When Mark Marino teaches statistical methods at Adelphi University, the whole world’s a classroom.
From the West Coast to the Caribbean to Africa, his students bring unique global perspectives into his courses. It’s the ideal collaborative learning environment for Adelphi’s online M.S. in Healthcare Informatics program as they enjoy flexible course schedules to help balance work, family and other commitments.
“Online instruction represents a new educational arena that engages an entire world of learners who appreciate its great convenience and potential,” Marino said. He enjoys playing such an active role in this dynamic, technology-based curriculum.
“Accessibility is key,” he added. “For working professionals, it’s not always easy to get to campus. An online format gives students anywhere in the world the chance to experience a quality Adelphi education.”
The master’s degree program in healthcare informatics is a great way to prepare for management and leadership positions in the rapidly growing healthcare industry. Coursework includes organizational behavior, information systems, data analysis and other areas that build the skills needed for rewarding careers in government agencies, private practice and medical research.
Professor Marino had taught older students at the community college level for years before joining Adelphi in 2009. A published author on topics that include computer literacy and cooperative learning, he was drawn to the University’s online programs and digital learning tools—and its strong academic legacy.
“Adelphi has an outstanding reputation as a prominent leader in higher education,” he said. “I’m happy to be part of its one-on-one online program that benefits students in the field of healthcare informatics.“
His online teaching experience stretches back a decade. Learning resources, he notes, have come a long way since those days.
“When I started out, everything was done over email and shared screens,” he recalled. Today, his students can access Adelphi’s library database from any computer, as well as share ideas and communicate using Adobe Connect, Skype, Web X and other interactive software. The best part? These learning tools are all free and easy to use.
Professor Marino works closely with each student to ensure they understand how to incorporate this software into their homework assignments and group projects. “I walk them through the resources available and set clear expectations,” he said.
Along the way, working professionals have an opportunity to put classroom theory into real-world practice.
“We look at what data can tell us,” said Professor Marino, who holds an undergraduate degree in mathematics and a graduate degree in mathematics education from SUNY Buffalo. “Students analyze trends and find ways to improve healthcare in general. For professionals already working in the industry, this is a great opportunity to interpret data they receive on the job in a more meaningful way.”
With an interest in numbers, he enjoys teaching students how to implement mathematical concepts and devise practical solutions—and seeing that bulb over their heads light up every time a lesson clicks.

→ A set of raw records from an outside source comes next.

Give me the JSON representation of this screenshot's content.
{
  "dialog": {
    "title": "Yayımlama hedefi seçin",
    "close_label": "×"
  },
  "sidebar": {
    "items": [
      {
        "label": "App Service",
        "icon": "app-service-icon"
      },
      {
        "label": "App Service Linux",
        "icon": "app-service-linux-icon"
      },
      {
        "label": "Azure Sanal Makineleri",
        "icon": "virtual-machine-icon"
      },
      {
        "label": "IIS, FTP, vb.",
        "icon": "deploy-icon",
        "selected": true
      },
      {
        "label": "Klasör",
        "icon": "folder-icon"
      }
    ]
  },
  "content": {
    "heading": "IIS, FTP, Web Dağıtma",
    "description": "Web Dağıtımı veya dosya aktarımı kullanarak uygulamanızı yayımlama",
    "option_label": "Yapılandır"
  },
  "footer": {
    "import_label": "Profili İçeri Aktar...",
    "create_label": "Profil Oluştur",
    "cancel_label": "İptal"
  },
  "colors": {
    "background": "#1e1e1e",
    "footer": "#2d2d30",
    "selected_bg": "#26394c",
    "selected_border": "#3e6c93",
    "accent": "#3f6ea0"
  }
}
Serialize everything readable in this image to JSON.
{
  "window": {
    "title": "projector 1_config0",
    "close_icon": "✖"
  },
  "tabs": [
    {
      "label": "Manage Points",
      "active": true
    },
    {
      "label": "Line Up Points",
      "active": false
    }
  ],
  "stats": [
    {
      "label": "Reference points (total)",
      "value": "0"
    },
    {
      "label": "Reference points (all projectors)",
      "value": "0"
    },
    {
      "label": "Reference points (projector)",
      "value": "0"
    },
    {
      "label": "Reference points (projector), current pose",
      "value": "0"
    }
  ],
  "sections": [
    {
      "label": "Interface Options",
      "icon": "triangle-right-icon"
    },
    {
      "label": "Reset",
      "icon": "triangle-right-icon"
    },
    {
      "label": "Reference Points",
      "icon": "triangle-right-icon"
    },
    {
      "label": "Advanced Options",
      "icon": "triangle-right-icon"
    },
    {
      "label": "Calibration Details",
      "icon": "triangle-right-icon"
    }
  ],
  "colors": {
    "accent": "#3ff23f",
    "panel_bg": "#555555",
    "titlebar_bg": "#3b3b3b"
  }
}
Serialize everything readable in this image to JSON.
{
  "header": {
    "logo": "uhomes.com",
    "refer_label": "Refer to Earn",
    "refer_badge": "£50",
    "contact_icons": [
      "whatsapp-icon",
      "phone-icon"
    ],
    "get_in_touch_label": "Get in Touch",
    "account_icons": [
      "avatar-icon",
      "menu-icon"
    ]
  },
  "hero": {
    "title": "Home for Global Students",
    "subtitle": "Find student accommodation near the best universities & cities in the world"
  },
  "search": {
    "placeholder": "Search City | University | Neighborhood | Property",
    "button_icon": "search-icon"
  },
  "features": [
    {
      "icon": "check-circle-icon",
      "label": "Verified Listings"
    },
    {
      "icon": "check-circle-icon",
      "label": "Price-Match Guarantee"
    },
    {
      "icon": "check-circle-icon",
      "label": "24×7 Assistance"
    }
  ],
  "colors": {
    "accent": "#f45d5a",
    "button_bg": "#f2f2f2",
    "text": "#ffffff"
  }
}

“Each semester, students bring a new set of challenges and opportunities to connect,” Professor Marino said. “I enjoy working to help them meet their goals. It’s very rewarding to have a job like this.”